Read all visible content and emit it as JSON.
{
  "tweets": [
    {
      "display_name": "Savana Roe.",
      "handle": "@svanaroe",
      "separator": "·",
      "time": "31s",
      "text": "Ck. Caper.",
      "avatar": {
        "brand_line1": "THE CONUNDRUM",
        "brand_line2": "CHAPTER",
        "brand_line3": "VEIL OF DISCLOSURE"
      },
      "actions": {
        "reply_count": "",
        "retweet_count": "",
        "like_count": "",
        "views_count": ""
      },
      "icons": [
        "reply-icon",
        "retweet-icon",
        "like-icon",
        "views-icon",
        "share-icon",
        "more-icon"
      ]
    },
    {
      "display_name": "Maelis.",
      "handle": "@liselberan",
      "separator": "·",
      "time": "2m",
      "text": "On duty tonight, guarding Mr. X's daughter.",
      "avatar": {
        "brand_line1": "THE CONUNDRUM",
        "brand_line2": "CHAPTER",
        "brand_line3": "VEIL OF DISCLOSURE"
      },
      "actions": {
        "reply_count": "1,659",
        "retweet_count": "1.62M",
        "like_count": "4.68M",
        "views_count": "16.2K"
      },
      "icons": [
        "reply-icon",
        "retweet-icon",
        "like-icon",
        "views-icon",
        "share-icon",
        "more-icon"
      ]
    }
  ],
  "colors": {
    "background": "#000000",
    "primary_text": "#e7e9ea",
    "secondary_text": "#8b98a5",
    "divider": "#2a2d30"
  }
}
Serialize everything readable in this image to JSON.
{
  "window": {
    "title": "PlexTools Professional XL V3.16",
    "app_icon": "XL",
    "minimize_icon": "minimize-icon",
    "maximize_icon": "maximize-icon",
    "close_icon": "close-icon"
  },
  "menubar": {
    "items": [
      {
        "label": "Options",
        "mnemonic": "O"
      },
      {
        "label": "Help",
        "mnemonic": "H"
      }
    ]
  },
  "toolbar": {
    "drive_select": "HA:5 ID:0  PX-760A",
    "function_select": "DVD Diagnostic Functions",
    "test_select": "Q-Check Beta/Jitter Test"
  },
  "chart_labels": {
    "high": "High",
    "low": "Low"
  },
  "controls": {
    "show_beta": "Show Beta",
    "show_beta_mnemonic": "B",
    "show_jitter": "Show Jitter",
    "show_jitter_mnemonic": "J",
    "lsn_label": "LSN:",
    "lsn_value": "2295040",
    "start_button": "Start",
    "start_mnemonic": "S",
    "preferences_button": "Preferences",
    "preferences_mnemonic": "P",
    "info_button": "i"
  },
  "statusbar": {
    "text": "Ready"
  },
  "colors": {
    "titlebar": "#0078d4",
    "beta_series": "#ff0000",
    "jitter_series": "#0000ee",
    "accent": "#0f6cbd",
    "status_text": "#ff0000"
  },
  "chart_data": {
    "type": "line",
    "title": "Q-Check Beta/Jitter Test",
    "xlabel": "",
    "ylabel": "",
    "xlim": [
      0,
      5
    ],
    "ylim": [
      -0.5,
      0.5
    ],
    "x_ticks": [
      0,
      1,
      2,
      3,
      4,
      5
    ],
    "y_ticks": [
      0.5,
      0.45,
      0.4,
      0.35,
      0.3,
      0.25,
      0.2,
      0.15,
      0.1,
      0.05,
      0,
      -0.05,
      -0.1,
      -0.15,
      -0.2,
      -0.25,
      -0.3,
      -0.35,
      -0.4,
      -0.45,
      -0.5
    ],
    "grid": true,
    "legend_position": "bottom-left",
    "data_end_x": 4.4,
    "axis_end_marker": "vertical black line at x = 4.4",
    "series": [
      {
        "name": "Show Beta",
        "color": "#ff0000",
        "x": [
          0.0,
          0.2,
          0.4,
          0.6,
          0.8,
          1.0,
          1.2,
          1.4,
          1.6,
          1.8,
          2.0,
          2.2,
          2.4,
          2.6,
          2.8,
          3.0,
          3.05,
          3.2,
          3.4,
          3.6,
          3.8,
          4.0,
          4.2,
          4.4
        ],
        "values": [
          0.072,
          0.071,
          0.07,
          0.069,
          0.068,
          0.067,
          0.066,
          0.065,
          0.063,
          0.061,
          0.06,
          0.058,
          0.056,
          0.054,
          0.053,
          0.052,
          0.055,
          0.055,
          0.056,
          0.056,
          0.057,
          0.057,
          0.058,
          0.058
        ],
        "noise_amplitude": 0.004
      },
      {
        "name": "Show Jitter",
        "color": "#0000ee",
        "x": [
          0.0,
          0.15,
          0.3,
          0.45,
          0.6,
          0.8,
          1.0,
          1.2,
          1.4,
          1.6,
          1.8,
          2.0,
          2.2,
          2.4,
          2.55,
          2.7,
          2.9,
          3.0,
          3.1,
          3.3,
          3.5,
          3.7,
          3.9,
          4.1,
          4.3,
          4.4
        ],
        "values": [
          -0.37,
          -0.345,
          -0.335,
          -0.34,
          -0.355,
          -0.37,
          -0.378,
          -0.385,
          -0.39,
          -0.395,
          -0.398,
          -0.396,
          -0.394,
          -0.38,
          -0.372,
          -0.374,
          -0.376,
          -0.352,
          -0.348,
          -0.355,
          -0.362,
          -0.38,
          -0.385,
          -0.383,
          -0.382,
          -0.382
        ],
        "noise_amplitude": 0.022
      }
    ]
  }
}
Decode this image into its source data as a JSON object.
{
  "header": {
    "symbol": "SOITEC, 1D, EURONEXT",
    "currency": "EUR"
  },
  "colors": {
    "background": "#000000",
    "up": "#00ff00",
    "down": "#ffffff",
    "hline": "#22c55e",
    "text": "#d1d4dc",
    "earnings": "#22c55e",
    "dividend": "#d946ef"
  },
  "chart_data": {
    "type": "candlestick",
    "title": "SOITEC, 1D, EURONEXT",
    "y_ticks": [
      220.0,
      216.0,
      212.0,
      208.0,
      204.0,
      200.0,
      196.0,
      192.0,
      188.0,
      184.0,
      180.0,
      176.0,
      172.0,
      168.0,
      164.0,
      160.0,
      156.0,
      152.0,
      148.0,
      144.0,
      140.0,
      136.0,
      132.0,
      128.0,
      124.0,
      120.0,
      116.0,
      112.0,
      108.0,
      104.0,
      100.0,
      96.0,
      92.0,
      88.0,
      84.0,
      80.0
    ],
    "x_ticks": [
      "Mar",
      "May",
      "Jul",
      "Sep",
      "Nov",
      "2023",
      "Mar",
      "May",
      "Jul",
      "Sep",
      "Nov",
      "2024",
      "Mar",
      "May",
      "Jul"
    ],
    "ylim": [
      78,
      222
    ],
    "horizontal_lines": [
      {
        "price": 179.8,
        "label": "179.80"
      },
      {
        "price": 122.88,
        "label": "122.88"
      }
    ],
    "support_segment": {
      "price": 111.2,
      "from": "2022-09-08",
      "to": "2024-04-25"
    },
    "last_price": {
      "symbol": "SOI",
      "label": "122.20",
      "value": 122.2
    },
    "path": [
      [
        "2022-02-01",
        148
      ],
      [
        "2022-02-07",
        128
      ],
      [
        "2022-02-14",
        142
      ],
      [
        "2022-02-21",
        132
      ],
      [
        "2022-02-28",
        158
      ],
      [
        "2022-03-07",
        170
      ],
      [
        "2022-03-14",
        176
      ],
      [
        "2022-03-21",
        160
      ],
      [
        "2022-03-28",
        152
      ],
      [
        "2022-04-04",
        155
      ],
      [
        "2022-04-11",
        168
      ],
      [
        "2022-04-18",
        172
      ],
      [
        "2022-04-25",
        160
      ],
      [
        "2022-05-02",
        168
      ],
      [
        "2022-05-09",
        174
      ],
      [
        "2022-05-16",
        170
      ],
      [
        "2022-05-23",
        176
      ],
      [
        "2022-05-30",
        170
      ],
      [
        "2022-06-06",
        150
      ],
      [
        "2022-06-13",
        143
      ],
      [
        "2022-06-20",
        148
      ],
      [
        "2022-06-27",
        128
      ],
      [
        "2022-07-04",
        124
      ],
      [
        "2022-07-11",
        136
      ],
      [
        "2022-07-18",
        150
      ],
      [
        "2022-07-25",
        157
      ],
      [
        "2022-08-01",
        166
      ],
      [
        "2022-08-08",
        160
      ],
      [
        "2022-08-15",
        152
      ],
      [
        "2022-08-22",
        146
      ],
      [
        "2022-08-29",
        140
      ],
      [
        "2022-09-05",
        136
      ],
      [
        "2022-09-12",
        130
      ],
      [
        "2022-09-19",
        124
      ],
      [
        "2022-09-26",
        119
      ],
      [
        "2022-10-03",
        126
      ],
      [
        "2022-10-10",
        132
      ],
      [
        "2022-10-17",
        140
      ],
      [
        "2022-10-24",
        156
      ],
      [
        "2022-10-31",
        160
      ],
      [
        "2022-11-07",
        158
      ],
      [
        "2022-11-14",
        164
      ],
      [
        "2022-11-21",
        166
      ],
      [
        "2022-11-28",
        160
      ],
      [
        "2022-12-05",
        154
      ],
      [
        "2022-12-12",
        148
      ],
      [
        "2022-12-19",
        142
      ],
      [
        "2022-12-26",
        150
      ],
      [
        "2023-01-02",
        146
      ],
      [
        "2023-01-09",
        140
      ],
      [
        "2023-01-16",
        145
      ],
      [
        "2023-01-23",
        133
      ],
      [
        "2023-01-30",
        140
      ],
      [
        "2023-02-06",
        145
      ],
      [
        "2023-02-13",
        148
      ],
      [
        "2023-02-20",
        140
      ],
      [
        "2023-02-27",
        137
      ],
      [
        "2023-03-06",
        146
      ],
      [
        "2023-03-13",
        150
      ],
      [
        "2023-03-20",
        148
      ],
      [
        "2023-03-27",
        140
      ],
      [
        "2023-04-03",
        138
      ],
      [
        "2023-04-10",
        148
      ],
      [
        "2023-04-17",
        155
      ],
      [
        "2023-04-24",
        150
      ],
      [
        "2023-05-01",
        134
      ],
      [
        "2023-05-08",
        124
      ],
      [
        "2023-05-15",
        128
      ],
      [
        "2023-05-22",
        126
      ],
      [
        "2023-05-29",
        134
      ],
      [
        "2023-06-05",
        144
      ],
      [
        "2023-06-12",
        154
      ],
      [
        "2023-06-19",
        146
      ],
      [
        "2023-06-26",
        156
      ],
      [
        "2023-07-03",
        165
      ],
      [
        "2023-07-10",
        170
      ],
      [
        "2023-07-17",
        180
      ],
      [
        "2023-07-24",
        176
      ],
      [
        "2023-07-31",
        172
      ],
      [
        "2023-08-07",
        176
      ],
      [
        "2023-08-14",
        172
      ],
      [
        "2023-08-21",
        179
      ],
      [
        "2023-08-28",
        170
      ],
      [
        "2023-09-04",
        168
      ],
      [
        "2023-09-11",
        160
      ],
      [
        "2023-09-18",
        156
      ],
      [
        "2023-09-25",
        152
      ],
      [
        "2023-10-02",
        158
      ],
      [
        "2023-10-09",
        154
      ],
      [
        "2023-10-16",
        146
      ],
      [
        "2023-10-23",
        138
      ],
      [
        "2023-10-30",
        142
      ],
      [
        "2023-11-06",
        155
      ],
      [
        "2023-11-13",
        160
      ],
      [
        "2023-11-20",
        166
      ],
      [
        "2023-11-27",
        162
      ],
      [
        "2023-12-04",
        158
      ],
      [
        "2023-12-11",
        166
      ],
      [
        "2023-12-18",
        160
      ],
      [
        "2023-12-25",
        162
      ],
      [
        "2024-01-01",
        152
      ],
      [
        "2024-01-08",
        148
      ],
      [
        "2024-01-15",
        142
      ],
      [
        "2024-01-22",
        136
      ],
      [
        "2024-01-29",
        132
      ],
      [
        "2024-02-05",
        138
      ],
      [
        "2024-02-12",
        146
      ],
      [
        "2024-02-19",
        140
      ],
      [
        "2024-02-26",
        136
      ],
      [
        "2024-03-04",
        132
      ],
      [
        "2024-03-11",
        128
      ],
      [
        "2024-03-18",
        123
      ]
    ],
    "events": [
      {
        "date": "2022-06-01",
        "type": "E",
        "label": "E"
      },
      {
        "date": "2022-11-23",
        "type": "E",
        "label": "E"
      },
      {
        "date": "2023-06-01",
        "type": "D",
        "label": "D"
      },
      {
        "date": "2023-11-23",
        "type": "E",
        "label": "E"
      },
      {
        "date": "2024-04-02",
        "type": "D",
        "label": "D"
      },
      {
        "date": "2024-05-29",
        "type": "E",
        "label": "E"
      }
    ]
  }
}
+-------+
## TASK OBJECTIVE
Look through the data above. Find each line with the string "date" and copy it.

## EXPECTED ANSWER
        "date": "2022-06-01",
        "date": "2022-11-23",
        "date": "2023-06-01",
        "date": "2023-11-23",
        "date": "2024-04-02",
        "date": "2024-05-29",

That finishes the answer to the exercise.